▸ Work to be completed:
Filter the data below, keeping only lines that contain "label".

▸ Data to process:

>>

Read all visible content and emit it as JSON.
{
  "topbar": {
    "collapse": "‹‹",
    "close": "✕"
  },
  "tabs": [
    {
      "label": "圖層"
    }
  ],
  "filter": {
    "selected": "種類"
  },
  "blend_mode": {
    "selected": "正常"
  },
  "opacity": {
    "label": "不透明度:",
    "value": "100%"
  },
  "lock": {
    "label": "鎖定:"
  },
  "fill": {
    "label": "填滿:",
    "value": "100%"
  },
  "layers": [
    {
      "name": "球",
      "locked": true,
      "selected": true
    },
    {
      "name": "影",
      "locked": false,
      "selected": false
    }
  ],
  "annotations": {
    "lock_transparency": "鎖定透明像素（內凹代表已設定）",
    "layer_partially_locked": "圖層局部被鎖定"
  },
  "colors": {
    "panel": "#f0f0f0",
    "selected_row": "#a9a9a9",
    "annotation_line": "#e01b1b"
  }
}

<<

▸ Answer for this exercise:
      "label": "圖層"
    "label": "不透明度:",
    "label": "鎖定:"
    "label": "填滿:",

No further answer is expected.